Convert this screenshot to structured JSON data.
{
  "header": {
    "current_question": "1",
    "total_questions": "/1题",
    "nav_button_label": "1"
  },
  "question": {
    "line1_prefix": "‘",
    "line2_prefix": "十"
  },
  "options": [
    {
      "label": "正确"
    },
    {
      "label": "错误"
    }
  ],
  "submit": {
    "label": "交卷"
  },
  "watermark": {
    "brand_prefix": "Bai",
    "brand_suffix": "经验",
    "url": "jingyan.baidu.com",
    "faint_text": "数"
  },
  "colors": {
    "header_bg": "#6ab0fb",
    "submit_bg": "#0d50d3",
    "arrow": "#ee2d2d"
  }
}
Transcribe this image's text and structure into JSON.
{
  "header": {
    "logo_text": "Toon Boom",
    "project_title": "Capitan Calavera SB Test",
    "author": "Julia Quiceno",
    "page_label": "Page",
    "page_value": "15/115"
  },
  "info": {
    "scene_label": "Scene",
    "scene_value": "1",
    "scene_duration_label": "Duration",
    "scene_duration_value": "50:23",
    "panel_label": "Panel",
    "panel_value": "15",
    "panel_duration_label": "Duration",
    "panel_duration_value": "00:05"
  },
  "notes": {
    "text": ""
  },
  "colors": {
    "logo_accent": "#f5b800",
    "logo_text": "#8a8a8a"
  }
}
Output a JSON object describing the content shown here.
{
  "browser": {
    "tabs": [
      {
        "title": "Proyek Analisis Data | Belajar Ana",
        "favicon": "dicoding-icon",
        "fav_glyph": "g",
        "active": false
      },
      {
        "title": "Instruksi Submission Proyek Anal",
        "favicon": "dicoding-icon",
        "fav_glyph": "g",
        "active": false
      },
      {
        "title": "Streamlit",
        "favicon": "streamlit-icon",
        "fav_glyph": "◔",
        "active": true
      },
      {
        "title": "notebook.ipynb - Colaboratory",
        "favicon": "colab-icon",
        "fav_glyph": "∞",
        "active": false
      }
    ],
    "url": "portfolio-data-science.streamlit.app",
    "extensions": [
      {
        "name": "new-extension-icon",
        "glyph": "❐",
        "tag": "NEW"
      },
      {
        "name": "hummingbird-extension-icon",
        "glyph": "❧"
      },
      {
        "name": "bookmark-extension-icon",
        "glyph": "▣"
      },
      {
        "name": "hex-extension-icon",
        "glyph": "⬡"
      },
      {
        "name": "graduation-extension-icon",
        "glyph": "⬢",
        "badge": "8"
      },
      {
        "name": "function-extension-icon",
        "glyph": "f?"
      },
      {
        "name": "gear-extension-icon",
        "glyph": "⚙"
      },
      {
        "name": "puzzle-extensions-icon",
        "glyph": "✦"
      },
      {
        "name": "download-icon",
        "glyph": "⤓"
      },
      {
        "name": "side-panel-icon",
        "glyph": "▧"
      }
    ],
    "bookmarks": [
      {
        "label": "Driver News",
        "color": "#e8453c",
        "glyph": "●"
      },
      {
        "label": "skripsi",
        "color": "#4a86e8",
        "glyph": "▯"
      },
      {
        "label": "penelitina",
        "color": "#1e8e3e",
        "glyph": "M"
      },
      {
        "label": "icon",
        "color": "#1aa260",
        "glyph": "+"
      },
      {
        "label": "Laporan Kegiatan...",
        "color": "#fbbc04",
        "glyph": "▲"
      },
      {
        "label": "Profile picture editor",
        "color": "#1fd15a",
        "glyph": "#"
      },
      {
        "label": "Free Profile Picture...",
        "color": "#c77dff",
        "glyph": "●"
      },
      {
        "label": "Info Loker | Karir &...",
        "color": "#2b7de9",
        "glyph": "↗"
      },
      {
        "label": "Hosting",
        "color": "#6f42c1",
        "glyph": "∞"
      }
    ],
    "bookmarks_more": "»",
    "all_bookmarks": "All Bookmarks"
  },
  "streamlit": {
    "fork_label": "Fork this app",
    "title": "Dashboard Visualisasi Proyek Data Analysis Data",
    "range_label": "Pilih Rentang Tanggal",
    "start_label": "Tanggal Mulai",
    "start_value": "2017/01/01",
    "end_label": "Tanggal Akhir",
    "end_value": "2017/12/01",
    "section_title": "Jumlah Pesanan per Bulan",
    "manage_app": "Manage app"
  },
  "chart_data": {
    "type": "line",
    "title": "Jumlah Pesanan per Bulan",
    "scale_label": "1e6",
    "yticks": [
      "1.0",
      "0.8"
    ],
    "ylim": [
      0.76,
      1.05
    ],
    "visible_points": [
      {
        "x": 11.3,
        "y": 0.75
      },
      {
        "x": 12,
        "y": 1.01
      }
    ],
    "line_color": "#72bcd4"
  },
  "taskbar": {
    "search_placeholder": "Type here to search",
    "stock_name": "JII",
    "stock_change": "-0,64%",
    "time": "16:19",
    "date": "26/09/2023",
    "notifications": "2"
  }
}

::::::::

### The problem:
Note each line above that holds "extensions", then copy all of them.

### The completed task:
    "extensions": [
        "name": "puzzle-extensions-icon",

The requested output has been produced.